Finland offers another of its progenies, Hiidenhauta.
Founded in 2012 by Tuomas Keskimäki (vocals) and Emma Keskimäki (vocals), the band hires Henri Hakala (bass), Eetu Ritakorpi (drums), Otta Hyrvärinen (guitar) et Gastjäle (keyboards/flute) then they begin to compose. Gastjäle finally leaves the band, and they are now at the head of three full-lengths and two EPs. Riivin, their last album, begins now. Notice that the lyrics are in old finnish.

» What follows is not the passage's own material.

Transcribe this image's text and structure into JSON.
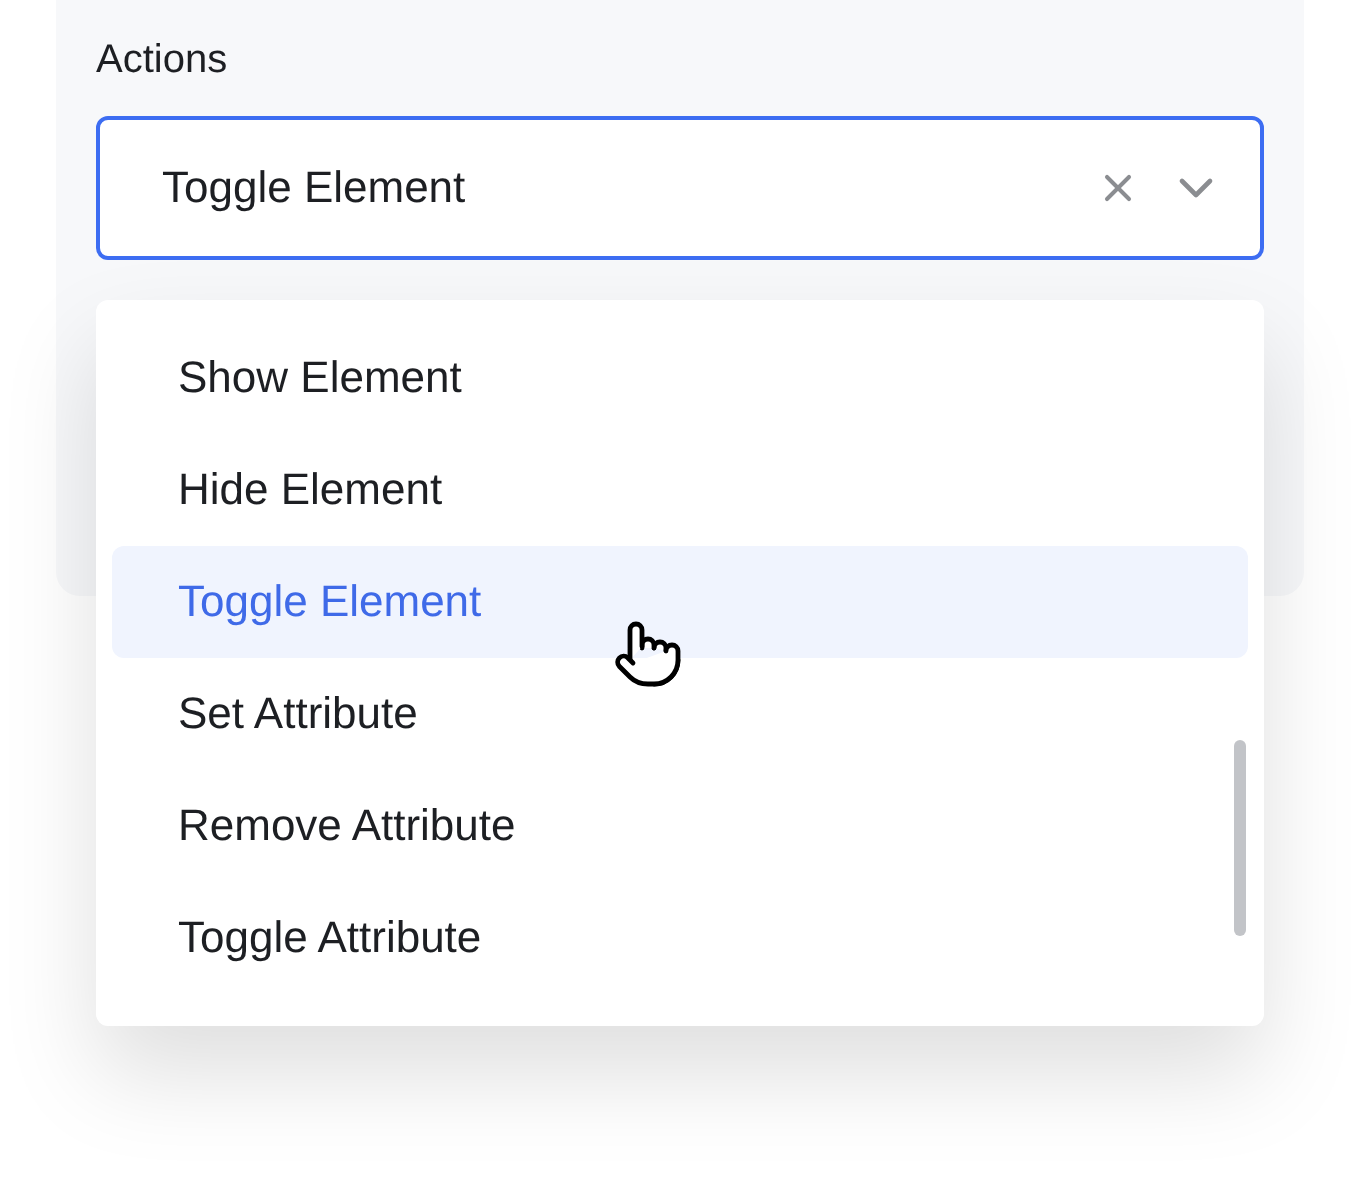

Darkness opens with Riidenlienko, a catchy and ice-cold song. Visceral howlings let sometimes place to sharp melodies or enchanting female vocals, contrasting with this dark dissonance that mesmerizes us. Lettorikko is next, between epic and violent sonorities. Orchestrations allow the band to enter a new dimension, and bass is highlighted, offering the two vocalists a solid basis, just like on the heavy Raate. The song is beautiful but oppressive, sometimes raw and sometimes more heady, but still very pleasant. The violent final part prepares us for Petäjä, a compendium of visceral blackness. The singer’s howlings of sorrow are frightening, and the female clean vocals come to ease the mixing, while the rhythmic part transports us.

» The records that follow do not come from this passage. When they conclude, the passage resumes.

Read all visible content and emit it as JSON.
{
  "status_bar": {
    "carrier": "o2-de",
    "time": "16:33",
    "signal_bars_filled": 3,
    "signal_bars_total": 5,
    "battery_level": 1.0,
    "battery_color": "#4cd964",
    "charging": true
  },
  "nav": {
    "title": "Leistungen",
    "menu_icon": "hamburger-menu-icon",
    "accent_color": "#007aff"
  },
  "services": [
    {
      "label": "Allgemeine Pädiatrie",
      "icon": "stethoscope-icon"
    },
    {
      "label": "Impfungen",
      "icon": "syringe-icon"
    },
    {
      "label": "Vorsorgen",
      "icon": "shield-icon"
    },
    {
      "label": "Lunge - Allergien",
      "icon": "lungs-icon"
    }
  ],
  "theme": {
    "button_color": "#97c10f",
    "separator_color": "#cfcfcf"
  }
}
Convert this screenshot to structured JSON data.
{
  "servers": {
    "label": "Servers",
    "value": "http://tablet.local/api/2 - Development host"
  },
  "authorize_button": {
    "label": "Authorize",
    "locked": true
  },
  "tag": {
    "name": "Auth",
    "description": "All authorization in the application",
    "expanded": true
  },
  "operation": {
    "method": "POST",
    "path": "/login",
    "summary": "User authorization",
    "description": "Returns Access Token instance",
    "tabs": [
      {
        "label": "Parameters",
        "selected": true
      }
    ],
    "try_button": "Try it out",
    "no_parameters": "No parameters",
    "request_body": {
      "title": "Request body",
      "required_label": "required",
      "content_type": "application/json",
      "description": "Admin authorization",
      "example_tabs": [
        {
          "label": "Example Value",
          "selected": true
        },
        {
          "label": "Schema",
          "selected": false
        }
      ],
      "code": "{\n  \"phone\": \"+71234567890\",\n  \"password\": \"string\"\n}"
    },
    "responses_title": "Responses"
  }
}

Leväkkö slows the tempo down while picking into Doom and DSBM, allowing this dissonant rhythmic to crush us while the band weaves this universe of blackness that shrouds us before Halava. The song is more energetic, more raw, but orchestrations come to contrast with those sharp and intriguing tones. The impressive coldness is back with Yövilkka, a fast and fierce song. The band offers riffs full of both rage and beauty, that showcases the composition’s strength and melodicity. The final break is beautiful, but blackness comes over before Ahonoidanlukko. The beginning is slow but crushing, and intensity slowly increases, unveiling more piercing parts and some symphonic influences. Last song, Harmio offers a real wave of sound, between melodicity, aggressive howlings and soothing clean vocals. It also picks into some typically finnish elements for a breathtaking conclusion.
Hiidenhauta offers with Riivin a condensed of Finnish coldness. This majestic and ambient touch meets a raw and visceral basis anchored in violence for a beautiful contrast.